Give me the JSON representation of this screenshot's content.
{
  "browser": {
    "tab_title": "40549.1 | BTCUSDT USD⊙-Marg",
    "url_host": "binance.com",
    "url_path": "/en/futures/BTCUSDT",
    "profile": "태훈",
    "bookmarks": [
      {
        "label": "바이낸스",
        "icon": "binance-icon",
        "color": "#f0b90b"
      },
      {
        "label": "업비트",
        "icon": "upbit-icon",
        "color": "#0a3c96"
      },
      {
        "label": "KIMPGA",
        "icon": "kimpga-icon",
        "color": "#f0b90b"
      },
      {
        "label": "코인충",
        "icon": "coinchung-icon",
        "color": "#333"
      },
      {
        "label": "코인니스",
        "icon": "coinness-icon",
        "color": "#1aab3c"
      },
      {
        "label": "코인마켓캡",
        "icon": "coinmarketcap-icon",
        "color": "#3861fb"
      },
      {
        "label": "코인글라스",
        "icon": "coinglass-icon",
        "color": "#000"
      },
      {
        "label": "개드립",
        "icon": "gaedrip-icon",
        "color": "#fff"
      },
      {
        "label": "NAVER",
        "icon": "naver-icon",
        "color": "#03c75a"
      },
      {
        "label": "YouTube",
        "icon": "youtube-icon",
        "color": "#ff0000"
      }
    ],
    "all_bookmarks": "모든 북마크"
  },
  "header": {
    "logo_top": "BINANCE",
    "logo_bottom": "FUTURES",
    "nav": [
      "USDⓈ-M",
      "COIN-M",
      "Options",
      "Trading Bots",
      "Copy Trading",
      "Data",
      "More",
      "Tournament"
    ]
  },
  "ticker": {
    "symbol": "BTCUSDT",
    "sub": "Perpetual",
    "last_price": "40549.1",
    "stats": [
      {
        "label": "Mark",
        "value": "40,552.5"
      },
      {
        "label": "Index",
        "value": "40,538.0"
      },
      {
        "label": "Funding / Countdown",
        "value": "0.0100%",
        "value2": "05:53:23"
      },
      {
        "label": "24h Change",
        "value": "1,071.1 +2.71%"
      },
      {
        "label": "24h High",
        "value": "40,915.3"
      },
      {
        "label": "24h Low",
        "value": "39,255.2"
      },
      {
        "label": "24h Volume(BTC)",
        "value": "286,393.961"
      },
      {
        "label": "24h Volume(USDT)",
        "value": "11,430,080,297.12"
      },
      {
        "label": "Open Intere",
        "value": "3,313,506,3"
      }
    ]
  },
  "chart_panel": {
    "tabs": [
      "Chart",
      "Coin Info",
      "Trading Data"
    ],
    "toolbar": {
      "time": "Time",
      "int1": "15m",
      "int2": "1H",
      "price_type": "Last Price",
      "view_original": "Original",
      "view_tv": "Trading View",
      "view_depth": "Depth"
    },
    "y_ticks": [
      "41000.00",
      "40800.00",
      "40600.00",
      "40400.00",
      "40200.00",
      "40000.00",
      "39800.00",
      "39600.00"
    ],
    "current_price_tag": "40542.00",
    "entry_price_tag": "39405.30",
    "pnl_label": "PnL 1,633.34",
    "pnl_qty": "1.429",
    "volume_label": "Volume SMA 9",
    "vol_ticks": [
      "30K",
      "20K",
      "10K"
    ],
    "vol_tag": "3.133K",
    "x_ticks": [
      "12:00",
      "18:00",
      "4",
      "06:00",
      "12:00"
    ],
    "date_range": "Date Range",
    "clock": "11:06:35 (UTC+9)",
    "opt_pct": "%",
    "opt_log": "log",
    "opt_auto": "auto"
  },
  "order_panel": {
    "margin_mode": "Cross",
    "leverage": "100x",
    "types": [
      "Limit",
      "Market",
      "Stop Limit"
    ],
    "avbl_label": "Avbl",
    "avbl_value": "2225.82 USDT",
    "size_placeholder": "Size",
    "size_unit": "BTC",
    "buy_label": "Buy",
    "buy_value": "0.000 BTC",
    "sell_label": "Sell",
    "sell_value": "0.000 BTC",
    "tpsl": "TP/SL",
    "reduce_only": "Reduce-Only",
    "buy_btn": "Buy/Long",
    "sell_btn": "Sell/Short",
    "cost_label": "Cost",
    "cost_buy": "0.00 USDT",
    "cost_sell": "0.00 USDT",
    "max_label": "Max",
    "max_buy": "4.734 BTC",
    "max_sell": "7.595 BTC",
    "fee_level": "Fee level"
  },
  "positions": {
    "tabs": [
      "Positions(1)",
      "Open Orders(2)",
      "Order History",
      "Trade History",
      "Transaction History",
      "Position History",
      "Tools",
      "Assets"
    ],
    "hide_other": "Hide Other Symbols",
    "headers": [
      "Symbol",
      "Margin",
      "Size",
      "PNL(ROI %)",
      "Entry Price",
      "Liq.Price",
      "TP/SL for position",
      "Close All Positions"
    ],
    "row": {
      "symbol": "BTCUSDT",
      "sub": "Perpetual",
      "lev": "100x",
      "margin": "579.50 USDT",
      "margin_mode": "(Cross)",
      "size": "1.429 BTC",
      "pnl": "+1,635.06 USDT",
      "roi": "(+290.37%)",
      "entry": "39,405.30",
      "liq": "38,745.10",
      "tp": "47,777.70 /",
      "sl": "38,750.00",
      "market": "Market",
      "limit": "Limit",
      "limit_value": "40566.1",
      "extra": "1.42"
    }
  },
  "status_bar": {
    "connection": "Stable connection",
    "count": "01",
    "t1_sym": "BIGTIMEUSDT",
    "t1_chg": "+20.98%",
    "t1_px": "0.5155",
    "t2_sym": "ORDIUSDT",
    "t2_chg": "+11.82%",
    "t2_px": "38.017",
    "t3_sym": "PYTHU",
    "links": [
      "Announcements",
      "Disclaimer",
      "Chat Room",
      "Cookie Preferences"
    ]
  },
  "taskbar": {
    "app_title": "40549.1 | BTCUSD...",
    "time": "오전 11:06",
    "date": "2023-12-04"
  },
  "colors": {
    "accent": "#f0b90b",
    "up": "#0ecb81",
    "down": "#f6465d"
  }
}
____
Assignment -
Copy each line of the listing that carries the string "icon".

Finished exercise -
        "icon": "binance-icon",
        "icon": "upbit-icon",
        "icon": "kimpga-icon",
        "icon": "coinchung-icon",
        "icon": "coinness-icon",
        "icon": "coinmarketcap-icon",
        "icon": "coinglass-icon",
        "icon": "gaedrip-icon",
        "icon": "naver-icon",
        "icon": "youtube-icon",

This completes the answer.